DATASET RECORDS:
=== Section Start ===
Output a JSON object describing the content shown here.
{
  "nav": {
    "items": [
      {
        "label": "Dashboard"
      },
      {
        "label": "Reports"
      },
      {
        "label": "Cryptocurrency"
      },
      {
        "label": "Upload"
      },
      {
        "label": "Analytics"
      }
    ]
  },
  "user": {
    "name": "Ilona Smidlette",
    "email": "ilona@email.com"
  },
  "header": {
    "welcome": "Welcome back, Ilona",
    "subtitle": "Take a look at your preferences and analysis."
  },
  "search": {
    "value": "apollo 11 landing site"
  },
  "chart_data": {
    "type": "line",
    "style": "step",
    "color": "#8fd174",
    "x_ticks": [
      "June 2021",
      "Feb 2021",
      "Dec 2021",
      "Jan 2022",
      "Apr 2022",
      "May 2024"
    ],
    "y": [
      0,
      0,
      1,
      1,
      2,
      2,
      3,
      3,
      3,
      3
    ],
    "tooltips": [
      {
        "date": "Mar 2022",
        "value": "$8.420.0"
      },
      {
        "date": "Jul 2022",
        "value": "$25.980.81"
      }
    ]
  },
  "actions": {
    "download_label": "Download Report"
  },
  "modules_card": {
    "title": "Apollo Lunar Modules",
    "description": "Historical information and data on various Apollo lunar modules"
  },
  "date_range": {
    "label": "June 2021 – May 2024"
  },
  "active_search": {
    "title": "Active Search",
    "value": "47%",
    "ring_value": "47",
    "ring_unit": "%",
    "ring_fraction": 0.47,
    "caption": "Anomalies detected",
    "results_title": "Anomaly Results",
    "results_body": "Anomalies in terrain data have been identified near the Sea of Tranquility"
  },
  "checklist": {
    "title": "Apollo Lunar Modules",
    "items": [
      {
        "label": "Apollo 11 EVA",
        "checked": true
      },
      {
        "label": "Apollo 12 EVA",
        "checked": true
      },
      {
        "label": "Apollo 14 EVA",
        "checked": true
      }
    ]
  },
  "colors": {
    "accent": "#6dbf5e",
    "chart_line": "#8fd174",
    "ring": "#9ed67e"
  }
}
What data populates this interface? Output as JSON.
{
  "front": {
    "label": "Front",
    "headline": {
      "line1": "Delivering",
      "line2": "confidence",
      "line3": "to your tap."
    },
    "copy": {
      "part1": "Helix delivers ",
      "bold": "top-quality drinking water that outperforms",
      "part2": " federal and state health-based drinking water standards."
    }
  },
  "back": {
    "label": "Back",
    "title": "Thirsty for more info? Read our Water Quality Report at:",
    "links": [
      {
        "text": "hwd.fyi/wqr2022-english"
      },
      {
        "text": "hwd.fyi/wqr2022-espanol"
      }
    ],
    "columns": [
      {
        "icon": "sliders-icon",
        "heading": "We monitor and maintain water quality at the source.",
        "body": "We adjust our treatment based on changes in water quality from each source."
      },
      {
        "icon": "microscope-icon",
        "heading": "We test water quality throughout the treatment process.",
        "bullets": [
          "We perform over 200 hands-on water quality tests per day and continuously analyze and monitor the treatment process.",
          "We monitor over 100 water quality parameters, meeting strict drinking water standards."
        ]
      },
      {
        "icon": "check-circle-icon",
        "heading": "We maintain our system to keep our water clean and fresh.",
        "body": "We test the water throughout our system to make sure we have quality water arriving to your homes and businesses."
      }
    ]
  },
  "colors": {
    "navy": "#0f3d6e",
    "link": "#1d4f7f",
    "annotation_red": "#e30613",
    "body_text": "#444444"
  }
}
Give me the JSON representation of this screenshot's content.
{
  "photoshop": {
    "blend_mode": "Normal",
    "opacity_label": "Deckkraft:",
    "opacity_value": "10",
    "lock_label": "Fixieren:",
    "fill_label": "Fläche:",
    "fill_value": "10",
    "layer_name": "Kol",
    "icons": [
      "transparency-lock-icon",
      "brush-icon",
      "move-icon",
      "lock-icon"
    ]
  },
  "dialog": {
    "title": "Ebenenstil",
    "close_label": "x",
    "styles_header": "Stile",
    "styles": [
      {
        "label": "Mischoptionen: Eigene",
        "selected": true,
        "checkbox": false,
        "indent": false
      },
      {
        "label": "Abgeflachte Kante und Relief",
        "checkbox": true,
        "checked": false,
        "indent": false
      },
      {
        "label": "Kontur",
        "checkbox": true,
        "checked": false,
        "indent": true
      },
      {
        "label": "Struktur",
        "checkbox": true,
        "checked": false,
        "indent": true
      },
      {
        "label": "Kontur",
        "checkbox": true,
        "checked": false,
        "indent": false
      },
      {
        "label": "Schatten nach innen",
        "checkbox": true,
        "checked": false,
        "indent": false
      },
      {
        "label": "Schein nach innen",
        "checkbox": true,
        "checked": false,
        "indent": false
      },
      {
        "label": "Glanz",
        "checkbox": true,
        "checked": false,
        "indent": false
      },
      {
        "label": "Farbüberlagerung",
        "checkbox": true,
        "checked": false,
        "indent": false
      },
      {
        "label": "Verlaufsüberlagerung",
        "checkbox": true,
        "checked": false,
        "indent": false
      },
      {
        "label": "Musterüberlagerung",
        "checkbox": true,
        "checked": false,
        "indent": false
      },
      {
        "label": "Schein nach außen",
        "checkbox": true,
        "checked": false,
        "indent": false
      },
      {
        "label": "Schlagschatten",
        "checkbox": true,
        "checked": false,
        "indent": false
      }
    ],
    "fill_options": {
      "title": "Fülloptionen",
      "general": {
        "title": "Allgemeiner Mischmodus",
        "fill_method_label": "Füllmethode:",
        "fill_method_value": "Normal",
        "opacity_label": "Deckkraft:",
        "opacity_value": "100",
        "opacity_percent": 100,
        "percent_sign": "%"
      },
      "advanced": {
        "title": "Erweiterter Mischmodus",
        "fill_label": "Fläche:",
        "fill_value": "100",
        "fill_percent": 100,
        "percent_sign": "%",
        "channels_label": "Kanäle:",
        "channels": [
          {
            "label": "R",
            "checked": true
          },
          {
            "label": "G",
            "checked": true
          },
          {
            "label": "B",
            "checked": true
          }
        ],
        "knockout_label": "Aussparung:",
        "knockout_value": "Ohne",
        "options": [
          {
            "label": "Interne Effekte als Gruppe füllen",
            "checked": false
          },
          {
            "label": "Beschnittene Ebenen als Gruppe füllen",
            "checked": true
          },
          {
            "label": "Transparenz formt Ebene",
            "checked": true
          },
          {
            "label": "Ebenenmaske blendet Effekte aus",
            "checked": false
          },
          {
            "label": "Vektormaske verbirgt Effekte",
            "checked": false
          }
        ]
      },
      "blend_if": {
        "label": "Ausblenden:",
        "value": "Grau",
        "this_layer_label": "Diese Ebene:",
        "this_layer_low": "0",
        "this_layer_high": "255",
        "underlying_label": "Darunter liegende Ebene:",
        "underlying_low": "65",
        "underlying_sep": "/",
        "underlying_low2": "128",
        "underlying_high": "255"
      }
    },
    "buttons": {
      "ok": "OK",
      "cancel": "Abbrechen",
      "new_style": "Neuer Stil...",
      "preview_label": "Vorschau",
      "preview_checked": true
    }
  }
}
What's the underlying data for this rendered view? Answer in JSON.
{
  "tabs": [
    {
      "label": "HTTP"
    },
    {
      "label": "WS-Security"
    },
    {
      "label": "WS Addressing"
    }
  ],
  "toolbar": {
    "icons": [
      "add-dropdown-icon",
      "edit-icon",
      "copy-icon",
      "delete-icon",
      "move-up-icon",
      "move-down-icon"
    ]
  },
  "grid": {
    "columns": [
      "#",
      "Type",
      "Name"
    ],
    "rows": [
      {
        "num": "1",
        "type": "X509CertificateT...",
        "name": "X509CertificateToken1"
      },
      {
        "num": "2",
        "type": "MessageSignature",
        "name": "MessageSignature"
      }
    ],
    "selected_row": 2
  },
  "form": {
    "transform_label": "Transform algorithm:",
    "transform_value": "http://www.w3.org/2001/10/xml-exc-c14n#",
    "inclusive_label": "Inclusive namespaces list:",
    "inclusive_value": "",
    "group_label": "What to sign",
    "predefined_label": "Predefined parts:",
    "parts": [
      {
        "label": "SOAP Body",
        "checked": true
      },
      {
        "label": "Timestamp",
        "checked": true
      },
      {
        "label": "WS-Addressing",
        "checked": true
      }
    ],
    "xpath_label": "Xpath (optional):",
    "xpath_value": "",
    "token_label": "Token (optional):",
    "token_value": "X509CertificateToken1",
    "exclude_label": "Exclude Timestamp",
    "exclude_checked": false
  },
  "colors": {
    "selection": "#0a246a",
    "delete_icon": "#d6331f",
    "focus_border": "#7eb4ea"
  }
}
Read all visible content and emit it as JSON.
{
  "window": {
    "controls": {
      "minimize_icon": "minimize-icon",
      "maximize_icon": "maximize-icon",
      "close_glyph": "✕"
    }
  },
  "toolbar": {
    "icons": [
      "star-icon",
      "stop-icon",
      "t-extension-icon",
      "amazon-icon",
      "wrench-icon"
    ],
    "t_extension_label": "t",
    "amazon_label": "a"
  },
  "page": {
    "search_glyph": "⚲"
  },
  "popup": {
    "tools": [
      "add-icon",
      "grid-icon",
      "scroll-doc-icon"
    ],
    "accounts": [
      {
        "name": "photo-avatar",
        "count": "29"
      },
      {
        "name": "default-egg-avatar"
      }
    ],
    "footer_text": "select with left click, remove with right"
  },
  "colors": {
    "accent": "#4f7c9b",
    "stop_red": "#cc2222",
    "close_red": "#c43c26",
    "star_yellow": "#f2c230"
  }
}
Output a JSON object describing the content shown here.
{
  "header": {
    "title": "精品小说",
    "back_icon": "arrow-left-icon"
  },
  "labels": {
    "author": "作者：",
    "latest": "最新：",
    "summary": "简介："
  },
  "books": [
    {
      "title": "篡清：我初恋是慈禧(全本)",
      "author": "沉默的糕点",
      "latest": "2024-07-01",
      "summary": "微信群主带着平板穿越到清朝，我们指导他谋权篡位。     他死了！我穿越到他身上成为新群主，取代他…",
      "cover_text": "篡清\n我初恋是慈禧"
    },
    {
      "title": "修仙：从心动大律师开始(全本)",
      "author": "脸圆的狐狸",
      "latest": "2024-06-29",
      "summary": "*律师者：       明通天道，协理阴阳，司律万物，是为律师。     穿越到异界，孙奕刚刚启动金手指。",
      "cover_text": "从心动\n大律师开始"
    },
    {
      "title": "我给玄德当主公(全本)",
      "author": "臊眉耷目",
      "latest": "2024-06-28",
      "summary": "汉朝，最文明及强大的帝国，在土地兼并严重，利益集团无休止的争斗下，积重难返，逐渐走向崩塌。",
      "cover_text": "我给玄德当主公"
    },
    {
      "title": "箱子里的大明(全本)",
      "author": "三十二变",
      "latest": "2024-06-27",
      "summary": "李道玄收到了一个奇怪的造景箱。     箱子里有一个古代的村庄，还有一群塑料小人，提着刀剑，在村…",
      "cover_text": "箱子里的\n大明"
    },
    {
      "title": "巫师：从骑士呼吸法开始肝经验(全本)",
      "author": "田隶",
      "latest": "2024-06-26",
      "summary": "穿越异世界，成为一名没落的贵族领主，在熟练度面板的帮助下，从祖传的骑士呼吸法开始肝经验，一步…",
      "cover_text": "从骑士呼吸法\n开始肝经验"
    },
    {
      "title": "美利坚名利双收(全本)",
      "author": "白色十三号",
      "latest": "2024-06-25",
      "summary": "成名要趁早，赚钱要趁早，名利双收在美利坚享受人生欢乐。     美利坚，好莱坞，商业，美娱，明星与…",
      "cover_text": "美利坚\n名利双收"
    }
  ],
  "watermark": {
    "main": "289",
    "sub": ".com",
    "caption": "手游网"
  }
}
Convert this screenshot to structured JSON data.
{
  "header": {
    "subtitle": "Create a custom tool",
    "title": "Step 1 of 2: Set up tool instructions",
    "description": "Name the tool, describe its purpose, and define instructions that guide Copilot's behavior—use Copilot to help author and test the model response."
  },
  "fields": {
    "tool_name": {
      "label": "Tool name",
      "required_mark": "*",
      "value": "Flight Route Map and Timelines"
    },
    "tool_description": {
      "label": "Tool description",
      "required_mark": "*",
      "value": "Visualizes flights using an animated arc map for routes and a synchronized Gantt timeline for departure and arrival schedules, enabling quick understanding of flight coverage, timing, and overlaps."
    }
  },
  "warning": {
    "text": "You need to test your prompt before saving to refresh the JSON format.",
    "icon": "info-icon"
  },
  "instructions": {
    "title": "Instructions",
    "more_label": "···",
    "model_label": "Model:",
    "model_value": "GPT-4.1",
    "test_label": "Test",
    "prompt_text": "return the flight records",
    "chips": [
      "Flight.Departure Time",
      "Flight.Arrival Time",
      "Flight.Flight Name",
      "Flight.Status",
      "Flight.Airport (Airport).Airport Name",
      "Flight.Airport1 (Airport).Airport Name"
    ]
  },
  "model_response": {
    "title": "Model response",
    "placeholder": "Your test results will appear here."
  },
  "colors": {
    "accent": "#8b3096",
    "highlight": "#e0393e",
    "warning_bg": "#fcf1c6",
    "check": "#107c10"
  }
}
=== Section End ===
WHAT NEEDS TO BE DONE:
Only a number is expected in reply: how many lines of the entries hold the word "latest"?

ANSWER SECTION:
7